| Assignment |
In the listing that follows, tally the lines containing "instrument"; give the count and nothing more.
-*-
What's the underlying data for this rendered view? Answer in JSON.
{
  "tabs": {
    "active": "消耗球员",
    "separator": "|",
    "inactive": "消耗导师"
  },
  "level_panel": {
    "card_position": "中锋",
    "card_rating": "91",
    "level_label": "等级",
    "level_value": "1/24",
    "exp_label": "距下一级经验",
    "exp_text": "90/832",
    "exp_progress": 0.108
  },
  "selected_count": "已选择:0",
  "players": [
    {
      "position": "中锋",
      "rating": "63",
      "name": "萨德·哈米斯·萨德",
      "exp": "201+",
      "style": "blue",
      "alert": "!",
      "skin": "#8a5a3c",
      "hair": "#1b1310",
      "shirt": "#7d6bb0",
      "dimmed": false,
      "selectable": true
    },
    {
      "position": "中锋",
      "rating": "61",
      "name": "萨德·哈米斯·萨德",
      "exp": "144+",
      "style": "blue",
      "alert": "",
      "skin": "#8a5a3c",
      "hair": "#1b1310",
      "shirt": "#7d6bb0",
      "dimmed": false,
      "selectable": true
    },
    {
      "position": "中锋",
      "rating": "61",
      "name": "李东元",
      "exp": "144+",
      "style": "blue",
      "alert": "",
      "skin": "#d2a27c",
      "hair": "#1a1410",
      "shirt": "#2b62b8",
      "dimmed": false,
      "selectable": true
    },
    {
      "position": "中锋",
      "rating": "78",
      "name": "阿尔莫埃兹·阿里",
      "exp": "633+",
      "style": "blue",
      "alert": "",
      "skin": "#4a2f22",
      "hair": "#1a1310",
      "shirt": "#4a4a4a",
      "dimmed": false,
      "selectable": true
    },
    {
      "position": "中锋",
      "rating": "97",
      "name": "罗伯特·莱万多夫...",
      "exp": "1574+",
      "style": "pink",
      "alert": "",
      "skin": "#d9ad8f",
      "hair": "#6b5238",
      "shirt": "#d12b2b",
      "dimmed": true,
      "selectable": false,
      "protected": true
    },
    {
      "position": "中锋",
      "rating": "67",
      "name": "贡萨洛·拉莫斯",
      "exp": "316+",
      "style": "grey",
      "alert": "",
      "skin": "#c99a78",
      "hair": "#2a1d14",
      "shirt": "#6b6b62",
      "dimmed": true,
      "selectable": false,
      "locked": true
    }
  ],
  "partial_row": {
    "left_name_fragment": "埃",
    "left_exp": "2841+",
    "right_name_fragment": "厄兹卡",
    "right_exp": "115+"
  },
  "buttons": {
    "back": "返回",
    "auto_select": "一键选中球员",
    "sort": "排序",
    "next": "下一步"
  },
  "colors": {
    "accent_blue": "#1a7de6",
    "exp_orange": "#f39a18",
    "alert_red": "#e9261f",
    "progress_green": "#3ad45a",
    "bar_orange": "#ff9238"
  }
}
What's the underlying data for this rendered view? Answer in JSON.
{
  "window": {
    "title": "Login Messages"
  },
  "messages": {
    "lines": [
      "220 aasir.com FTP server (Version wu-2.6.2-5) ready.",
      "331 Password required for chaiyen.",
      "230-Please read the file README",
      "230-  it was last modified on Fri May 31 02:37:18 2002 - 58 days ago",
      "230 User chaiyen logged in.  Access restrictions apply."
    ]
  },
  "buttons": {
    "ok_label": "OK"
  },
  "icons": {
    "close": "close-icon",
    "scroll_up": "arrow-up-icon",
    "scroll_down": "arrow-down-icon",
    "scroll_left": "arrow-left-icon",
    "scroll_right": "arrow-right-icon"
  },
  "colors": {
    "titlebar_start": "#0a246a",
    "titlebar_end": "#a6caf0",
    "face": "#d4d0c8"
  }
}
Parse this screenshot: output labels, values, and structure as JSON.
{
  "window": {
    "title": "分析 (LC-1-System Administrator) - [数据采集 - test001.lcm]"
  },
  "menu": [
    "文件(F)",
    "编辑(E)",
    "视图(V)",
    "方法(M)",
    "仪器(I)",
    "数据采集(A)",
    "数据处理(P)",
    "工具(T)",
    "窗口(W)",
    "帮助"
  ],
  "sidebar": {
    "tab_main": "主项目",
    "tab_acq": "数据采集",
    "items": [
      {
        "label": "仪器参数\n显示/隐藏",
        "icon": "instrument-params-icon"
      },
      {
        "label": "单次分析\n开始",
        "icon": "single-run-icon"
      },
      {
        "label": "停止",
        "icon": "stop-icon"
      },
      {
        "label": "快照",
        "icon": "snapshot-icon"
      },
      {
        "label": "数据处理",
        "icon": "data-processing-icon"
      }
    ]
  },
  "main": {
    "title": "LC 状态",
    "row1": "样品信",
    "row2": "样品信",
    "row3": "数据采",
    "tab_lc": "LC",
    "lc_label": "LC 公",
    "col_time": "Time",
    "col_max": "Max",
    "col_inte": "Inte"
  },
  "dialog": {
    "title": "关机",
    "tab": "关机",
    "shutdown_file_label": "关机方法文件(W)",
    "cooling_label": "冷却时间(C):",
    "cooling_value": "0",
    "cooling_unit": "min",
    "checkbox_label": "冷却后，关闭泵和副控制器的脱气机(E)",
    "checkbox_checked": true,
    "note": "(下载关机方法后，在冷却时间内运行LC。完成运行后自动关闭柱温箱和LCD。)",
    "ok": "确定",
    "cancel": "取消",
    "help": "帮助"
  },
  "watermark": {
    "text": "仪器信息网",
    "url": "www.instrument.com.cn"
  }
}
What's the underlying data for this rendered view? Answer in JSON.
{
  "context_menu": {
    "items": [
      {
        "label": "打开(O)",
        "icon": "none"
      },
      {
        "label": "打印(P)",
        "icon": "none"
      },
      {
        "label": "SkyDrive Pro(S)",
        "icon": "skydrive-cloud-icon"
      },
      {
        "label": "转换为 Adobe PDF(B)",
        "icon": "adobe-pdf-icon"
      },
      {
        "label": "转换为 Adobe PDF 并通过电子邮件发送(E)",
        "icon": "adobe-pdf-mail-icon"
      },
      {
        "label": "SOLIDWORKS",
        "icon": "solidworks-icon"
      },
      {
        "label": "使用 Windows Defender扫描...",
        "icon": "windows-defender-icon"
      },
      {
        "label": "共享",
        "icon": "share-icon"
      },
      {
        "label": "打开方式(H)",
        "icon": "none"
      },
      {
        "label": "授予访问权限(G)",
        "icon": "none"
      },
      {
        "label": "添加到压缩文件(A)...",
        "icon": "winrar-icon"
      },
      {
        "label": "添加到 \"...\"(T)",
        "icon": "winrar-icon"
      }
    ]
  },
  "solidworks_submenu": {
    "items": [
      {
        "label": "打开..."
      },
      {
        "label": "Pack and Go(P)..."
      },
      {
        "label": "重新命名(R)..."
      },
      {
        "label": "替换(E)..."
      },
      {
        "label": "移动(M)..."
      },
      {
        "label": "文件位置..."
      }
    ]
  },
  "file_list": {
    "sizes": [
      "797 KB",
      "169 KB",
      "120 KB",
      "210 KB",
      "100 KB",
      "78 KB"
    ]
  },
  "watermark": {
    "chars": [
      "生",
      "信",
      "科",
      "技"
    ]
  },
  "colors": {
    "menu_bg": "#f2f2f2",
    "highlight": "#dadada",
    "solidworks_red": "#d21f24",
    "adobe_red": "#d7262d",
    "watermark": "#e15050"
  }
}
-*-
| Written reply |
2